The decision to raise the re-employment age to 67 from July 1 next year comes 23 years after the Government first made it clear that it wanted Singaporeans to be able to work until that age. That the move took so long reflects the need for caution in altering the legal structure of the labour market. Precipitate gestures to help workers could backfire if these run up against the grain of business sense. Employers do not willingly shed productive employees, whatever their age. However, if ambitious pro-worker policies oblige them to keep on workers, the temptation would be to terminate their employment altogether. This is why removing the retirement age entirely could result actually in less protection for workers.
What is needed, instead, is an inclusive environment that spurs companies to retain all useful workers, regardless of age, not to mention gender or disabilities that they have been able to rise above. This is the objective which the raising of the re-employment age should achieve. It will give firms two more years to tap into the energies of experienced employees who are physically fit, mentally alert, and psychologically motivated to work.
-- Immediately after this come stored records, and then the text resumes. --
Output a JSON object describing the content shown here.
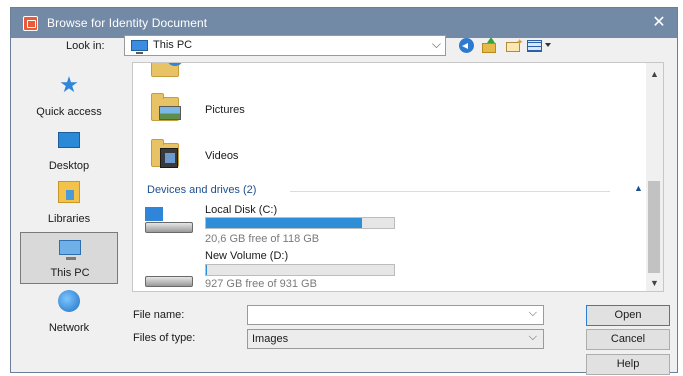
{
  "window": {
    "title": "Browse for Identity Document",
    "close_glyph": "✕"
  },
  "lookin": {
    "label": "Look in:",
    "value": "This PC"
  },
  "toolbar": {
    "icons": [
      "back-icon",
      "up-folder-icon",
      "new-folder-icon",
      "view-menu-icon"
    ]
  },
  "places": [
    {
      "label": "Quick access",
      "icon": "star-icon"
    },
    {
      "label": "Desktop",
      "icon": "desktop-icon"
    },
    {
      "label": "Libraries",
      "icon": "libraries-icon"
    },
    {
      "label": "This PC",
      "icon": "computer-icon",
      "selected": true
    },
    {
      "label": "Network",
      "icon": "network-icon"
    }
  ],
  "folders": [
    {
      "name": "Pictures"
    },
    {
      "name": "Videos"
    }
  ],
  "devices_group": {
    "label": "Devices and drives (2)"
  },
  "drives": [
    {
      "name": "Local Disk (C:)",
      "free_text": "20,6 GB free of 118 GB",
      "used_fraction": 0.83
    },
    {
      "name": "New Volume (D:)",
      "free_text": "927 GB free of 931 GB",
      "used_fraction": 0.004
    }
  ],
  "form": {
    "file_name_label": "File name:",
    "file_name_value": "",
    "files_of_type_label": "Files of type:",
    "files_of_type_value": "Images"
  },
  "buttons": {
    "open": "Open",
    "cancel": "Cancel",
    "help": "Help"
  },
  "colors": {
    "titlebar": "#738aa6",
    "drive_bar_fill": "#2e8ed8",
    "group_text": "#1e4f8f"
  }
}
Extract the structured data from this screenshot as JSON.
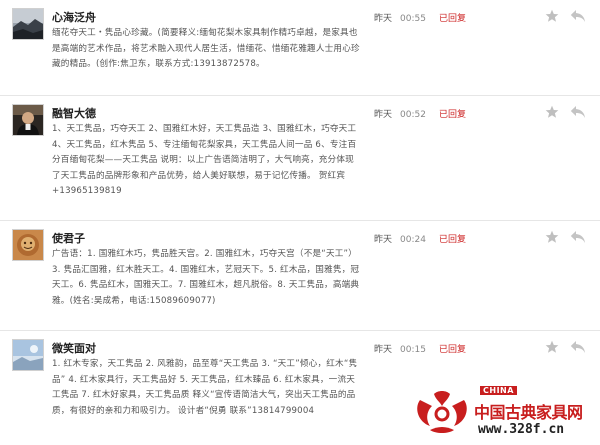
{
  "status_label": "已回复",
  "comments": [
    {
      "name": "心海泛舟",
      "date": "昨天",
      "time": "00:55",
      "text": "缅花夺天工・隽品心珍藏。(简要释义:缅甸花梨木家具制作精巧卓越，是家具也是高端的艺术作品，将艺术融入现代人居生活，惜缅花、惜缅花雅趣人士用心珍藏的精品。(创作:焦卫东，联系方式:13913872578。",
      "avatar_icon": "landscape-avatar-icon"
    },
    {
      "name": "融智大德",
      "date": "昨天",
      "time": "00:52",
      "text": "1、天工隽品，巧夺天工 2、国雅红木好，天工隽品造 3、国雅红木，巧夺天工 4、天工隽品，红木隽品 5、专注缅甸花梨家具，天工隽品人间一品 6、专注百分百缅甸花梨——天工隽品 说明：以上广告语简洁明了，大气响亮，充分体现了天工隽品的品牌形象和产品优势，给人美好联想，易于记忆传播。 贺红宾+13965139819",
      "avatar_icon": "person-avatar-icon"
    },
    {
      "name": "使君子",
      "date": "昨天",
      "time": "00:24",
      "text": "广告语：1. 国雅红木巧，隽品胜天宫。2. 国雅红木，巧夺天宫（不是“天工”）3. 隽品汇国雅，红木胜天工。4. 国雅红木，艺冠天下。5. 红木品，国雅隽，冠天工。6. 隽品红木，国雅天工。7. 国雅红木，超凡脱俗。8. 天工隽品，高端典雅。(姓名:吴成希，电话:15089609077)",
      "avatar_icon": "warm-avatar-icon"
    },
    {
      "name": "微笑面对",
      "date": "昨天",
      "time": "00:15",
      "text": "1. 红木专家，天工隽品 2. 风雅韵，品至尊“天工隽品 3. “天工”倾心，红木“隽品” 4. 红木家具行，天工隽品好 5. 天工隽品，红木臻品 6. 红木家具，一流天工隽品 7. 红木好家具，天工隽品质 释义“宣传语简洁大气，突出天工隽品的品质，有很好的亲和力和吸引力。 设计者“倪勇 联系”13814799004",
      "avatar_icon": "sky-avatar-icon"
    }
  ],
  "logo": {
    "badge": "CHINA",
    "title": "中国古典家具网",
    "url": "www.328f.cn"
  },
  "colors": {
    "replied": "#cc2222",
    "logo_red": "#c81e1e"
  }
}
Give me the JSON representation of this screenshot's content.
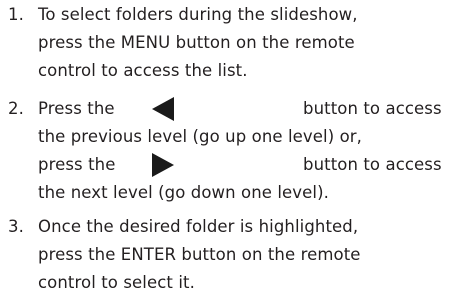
{
  "steps": [
    {
      "number": "1.",
      "lines": [
        "To select folders during the slideshow,",
        "press the MENU button on the remote",
        "control to access the list."
      ]
    },
    {
      "number": "2.",
      "line1_pre": "Press the",
      "line1_post": "button to access",
      "line2": "the previous level (go up one level) or,",
      "line3_pre": "press the",
      "line3_post": "button to access",
      "line4": "the next level (go down one level).",
      "left_icon": "left-triangle-icon",
      "right_icon": "right-triangle-icon"
    },
    {
      "number": "3.",
      "lines": [
        "Once the desired folder is highlighted,",
        "press the ENTER button on the remote",
        "control to select it."
      ]
    }
  ]
}
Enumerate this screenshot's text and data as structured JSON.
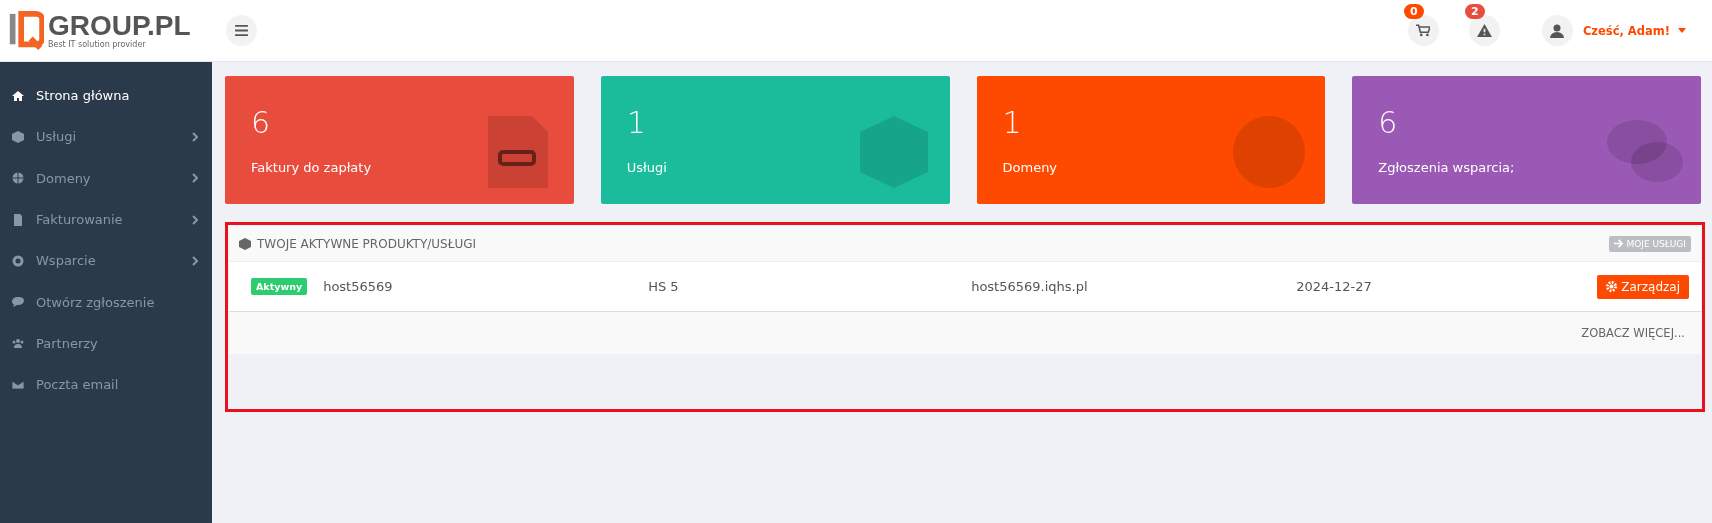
{
  "logo": {
    "name": "GROUP.PL",
    "tagline": "Best IT solution provider"
  },
  "header": {
    "cart_count": "0",
    "alerts_count": "2",
    "greeting": "Cześć, Adam!"
  },
  "sidebar": {
    "items": [
      {
        "label": "Strona główna",
        "selected": true,
        "submenu": false
      },
      {
        "label": "Usługi",
        "selected": false,
        "submenu": true
      },
      {
        "label": "Domeny",
        "selected": false,
        "submenu": true
      },
      {
        "label": "Fakturowanie",
        "selected": false,
        "submenu": true
      },
      {
        "label": "Wsparcie",
        "selected": false,
        "submenu": true
      },
      {
        "label": "Otwórz zgłoszenie",
        "selected": false,
        "submenu": false
      },
      {
        "label": "Partnerzy",
        "selected": false,
        "submenu": false
      },
      {
        "label": "Poczta email",
        "selected": false,
        "submenu": false
      }
    ]
  },
  "cards": [
    {
      "value": "6",
      "label": "Faktury do zapłaty",
      "color": "#e74c3c"
    },
    {
      "value": "1",
      "label": "Usługi",
      "color": "#1abc9c"
    },
    {
      "value": "1",
      "label": "Domeny",
      "color": "#fe4a01"
    },
    {
      "value": "6",
      "label": "Zgłoszenia wsparcia;",
      "color": "#9b59b6"
    }
  ],
  "products": {
    "title": "TWOJE AKTYWNE PRODUKTY/USŁUGI",
    "header_button": "MOJE USŁUGI",
    "rows": [
      {
        "status": "Aktywny",
        "name": "host56569",
        "plan": "HS 5",
        "domain": "host56569.iqhs.pl",
        "date": "2024-12-27",
        "action": "Zarządzaj"
      }
    ],
    "more": "ZOBACZ WIĘCEJ..."
  }
}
Correspondingly, the removal of a legal provision, which allows companies to cut the wage of employees who turn 60, will help remove the psychological setback faced by older workers who could have felt that accepting a lower salary was the only way for them to stay on at their jobs.
The larger point in all this is for Singapore to move towards a system where age or gender does not skew the treatment of all labour as a resource. Older employees may not possess the physical stamina of younger workers, but they bring to the table the accumulated weight of experience, instincts born of institutional memory, and the adaptive capacities that have enabled them to last so long in the first place. Job-hopping, which deprives firms of the returns on training invested in promising employees, is hardly an issue for people in their 60s. Instead, older workers are likely to contribute their best to companies that have kept faith with them. There is merit in longevity, for employers and employees alike.
At the national level, raising the re-employment age is a logical response to an ageing population, a tight labour market, and residual concerns over the entry of foreigners to shore up Singapore's economic prospects. Also, the longer Singaporeans remained in employment, the more they would benefit themselves and society at large, by demanding less of social support systems. The quid pro quo is, of course, that older employees must adopt a healthy and robust attitude to work. It must not be seen as a chore but as a fundamental aspect of active ageing, one which dignifies an individual's contribution to the nation and its future. The latest move on the labour front should energise Singapore's workers.